The Singing Ring

Once upon a time, there was a very beautiful Princess, and a Prince was in love with her, but her father, who was a King, did not like the Prince and would not let his daughter marry him because he did not have as many castles as the King or so much land. And so, the pretty Princess wept and would not eat.

The Prince rode past the castle every day, hoping he might see her, but her father kept a strict watch over her. One day she was in a room in a tower of the castle and saw the Prince from the window. She waved her handkerchief to him, and he saw her and waved back. Then the Princess wept harder than before, and that night she went into the garden and walked all night. As she stood weeping by a big tree, she heard singing.

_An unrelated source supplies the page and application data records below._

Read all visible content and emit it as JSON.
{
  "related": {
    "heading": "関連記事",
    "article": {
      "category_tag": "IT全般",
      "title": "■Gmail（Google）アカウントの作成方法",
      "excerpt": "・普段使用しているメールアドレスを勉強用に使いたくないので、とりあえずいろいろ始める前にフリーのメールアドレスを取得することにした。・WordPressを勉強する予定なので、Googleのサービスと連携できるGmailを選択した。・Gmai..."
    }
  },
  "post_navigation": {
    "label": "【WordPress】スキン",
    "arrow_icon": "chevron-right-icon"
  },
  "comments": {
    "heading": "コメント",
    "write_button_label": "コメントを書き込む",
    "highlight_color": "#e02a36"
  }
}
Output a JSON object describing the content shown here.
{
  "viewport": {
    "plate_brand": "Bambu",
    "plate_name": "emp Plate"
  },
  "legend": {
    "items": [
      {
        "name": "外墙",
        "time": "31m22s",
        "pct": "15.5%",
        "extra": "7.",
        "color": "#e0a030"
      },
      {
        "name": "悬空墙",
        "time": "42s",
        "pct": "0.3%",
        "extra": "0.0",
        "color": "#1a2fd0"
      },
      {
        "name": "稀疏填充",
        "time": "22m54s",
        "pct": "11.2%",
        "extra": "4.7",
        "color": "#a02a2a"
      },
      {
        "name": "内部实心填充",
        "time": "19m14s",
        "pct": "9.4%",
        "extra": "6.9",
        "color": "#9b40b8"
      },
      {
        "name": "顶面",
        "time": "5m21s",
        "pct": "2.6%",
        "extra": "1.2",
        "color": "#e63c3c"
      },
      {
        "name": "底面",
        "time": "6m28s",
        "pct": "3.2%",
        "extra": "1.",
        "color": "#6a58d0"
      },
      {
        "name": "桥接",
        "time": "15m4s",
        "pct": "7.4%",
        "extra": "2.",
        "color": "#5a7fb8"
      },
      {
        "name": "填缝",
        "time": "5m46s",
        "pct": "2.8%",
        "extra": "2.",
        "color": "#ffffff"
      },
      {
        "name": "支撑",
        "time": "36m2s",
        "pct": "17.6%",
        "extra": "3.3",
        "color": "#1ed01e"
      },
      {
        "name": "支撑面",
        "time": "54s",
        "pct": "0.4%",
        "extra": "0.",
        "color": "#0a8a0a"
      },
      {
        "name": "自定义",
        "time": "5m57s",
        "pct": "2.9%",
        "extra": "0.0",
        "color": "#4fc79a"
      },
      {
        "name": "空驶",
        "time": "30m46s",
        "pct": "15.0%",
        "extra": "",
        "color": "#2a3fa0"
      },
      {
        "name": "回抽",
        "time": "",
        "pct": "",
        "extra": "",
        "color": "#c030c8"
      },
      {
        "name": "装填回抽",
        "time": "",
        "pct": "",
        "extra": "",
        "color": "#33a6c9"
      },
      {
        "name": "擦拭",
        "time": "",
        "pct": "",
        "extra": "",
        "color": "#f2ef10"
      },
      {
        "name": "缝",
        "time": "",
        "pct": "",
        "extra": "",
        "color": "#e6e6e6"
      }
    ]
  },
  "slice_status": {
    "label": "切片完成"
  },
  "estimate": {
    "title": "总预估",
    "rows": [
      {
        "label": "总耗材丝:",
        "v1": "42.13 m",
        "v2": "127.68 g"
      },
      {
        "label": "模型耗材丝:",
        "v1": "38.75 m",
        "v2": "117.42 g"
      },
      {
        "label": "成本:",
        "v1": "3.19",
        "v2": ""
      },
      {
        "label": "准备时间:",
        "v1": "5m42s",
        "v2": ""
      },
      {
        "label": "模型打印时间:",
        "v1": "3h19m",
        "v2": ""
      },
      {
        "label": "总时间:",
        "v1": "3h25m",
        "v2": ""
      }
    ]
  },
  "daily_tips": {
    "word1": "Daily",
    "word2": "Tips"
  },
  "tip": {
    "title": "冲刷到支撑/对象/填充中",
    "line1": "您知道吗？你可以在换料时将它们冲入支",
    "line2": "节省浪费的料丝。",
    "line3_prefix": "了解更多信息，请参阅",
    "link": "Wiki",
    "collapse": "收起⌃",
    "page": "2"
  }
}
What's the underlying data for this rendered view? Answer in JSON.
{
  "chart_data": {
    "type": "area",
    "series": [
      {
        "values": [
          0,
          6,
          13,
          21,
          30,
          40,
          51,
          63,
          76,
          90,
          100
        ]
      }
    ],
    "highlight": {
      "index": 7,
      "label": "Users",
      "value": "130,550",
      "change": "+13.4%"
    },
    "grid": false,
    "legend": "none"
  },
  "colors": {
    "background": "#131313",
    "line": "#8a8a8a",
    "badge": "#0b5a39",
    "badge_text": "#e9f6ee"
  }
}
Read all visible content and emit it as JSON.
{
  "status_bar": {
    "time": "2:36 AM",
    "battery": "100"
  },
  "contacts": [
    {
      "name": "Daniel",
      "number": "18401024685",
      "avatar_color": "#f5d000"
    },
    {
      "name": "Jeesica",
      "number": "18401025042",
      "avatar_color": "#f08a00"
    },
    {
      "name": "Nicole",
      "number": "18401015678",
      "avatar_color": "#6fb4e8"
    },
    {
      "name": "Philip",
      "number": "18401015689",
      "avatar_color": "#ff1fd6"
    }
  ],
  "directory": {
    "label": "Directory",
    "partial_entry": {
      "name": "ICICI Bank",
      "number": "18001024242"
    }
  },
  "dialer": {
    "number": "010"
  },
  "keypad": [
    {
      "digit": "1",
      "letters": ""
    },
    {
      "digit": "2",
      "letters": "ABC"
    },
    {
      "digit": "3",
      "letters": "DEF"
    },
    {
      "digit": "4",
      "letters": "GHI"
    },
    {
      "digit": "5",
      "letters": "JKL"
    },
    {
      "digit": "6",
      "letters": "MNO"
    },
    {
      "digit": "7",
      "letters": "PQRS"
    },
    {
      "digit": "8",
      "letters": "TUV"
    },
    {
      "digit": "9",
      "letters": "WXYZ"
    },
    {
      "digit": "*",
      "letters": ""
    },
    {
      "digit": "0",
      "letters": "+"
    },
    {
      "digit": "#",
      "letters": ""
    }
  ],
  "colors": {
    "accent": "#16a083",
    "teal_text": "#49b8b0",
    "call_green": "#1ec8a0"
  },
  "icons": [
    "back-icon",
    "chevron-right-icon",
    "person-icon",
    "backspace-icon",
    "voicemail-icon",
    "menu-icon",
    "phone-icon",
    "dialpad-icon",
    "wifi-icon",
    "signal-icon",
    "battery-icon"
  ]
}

The Princess looked around, but no one was in sight. She saw something glistening on a bush near her. She looked closer and saw a ring. As she touched it, the ring began singing:

“Oh, I am a true-lovers’ knot; Never let this be forgot. Those who wear me Always happy shall be, For I am a true-lovers’ knot.”

The Princess put the ring upon her finger, and though it stopped singing, she felt happier. Then she noticed that it was in the form of a lovers’ knot. The next day when she went to the tower to watch for her lover, she was not crying, for the ring kept singing to her, and when the Prince went past, she waved her handkerchief with the hand which wore the ring, and away flew the handkerchief toward the Prince.

As it flew, it became a white dove, and when it returned, it held in its bill a love message for the Princess from the Prince, telling her not to weep, that all would be well. The ring began singing again:

“Oh, I am a true-lovers’ knot; Never let this be forgot. Those who wear me Always happy shall be, For I am a true-lovers’ knot.”

That night the King and Queen were awakened by a bright light in their room. The castle was on fire. They ran to the Princess’s room, but they could not pass the flames. The King was in despair and offered a big reward for anyone who would rescue the Princess.

A horseman was seen riding at full speed toward the castle. He climbed up the castle wall to the Princess’s window, and a flock of white doves dropped water on him from their bills as he passed through the flames. He soon reappeared with the Princess in his arms, and the doves dropped water on them, and they were unharmed.

The King was so thankful that his daughter was safe that he did not notice who had rescued her until he offered him a bag of gold as his reward.

The Prince, for it was he, pushed the gold aside, saying, “I want more than that; I wish your daughter for my wife.” The Princess pleaded with the King, telling him that her life belonged to the Prince because he had saved her from the flames, and so the old King gave his consent. But while the castle had appeared to be in flames, there were no signs of fire when the wedding took place the next day. The white doves flew around while the ceremony was being performed and then flew away. The ring kept singing to the Princess, who seemed to be the only one who heard it, but when the Prince wanted her to put his ring in its place, she told him about finding the wonderful ring, and he told her she must never part with it but wear it all her life.

The next day, the Princess rode away with the Prince on his black horse, and the ring sang to them as they rode along:

“Oh, I am a true-lovers’ knot; Never let this be forgot. Those who wear me Always happy shall be, For I am a true-lover’s knot.”